The same truth about our linking natural authority with natural governing power could and should be said about all things in Creation. It is up to us to discover and practice the meaning of this within the context of political systems, nutrition, farming practices, our physical fitness, and everything else. Francis Bacon said that “Nature to be commanded, must be obeyed.” Upon first inspection Gray Cook, Erwan LeCorre, and the rest of us might all agree, and yet this is a very slippery thing to say. What do we mean by “commanding” nature? God’s world isn’t such that we were given stewardship of it in order that we might make it do things via our commands- much less do our own private bidding. Returning to the example of the farmer, we are called to steward by interacting in ways that promote correct action/being. To say that we “make” or “command” anything reeks of a spirit which believes we are in control of this world, which was meant to serve us, rather than God. Such an idea is contrary to what Christians know of The Way of Grace and the Kingship of Christ. Alot rests in what is meant by “command” in Francis Bacon’s words. And for those of us more familiar with Bacon, we do well to be wary…
So often Christians today will profess that “God has a purpose for our lives”. Yet more often than not, we deny that God has ways in which He has designed the world so that these purposes can and should be accomplished. As pragmatists, we seek to accomplish a “witness” by whatever means we can contrive, bending only to the “nature” of God’s world inasmuch as is required to control and command it. Ironically, by doing this, we bear witness not to the authority of God, but to the rebellious and defiant heart of man. We tell the world that Christ is King, and then go about our day trying to bend His kingdom to whatever our heart desires, however our hearts desire it.

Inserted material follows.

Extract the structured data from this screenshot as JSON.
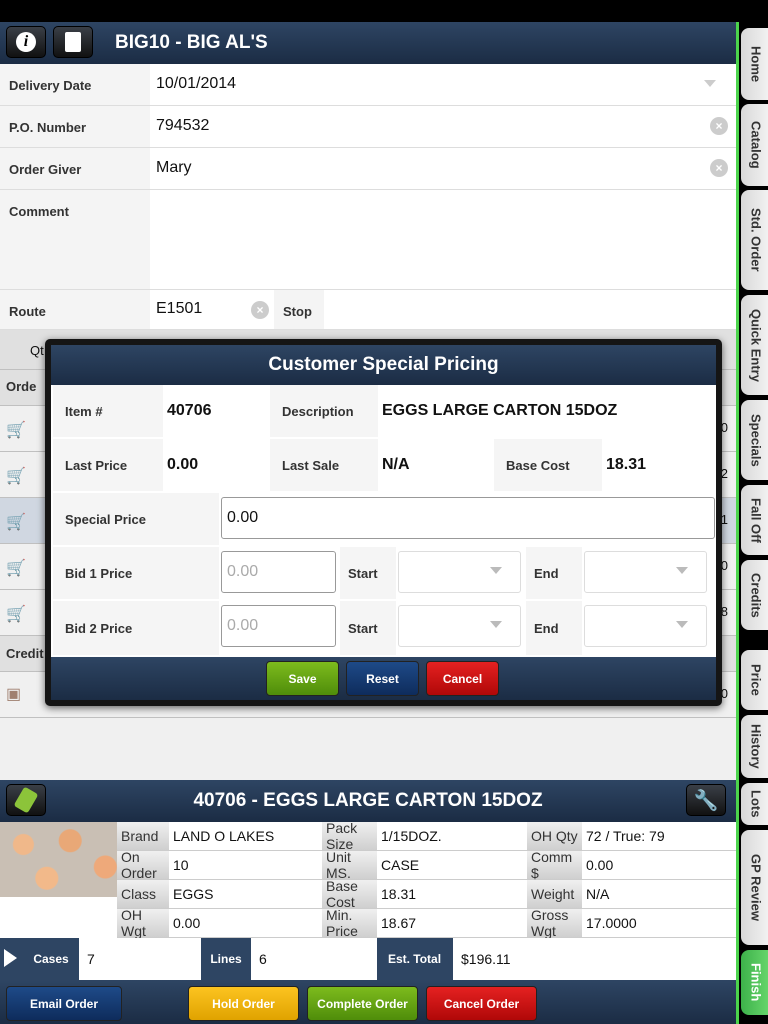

What we need is a marriage of what Gray Cook is talking about regarding the linking of and submitting to natural authority with natural governing power, with what Christians are talking about in regards to the Kingdom of Heaven. What we need is a better understanding of Colossians 1:15-20, where we see that all things are given their True authority by Christ, and are to receive their True governing power from Him as well, for His True purposes. Christ’s Creation, with Christ’s authority (nature) , and Christ’s power, for Christ’s purposes. Natural authority will have its natural power, the more we hear and obey the nature of Christ and His glorious purposes.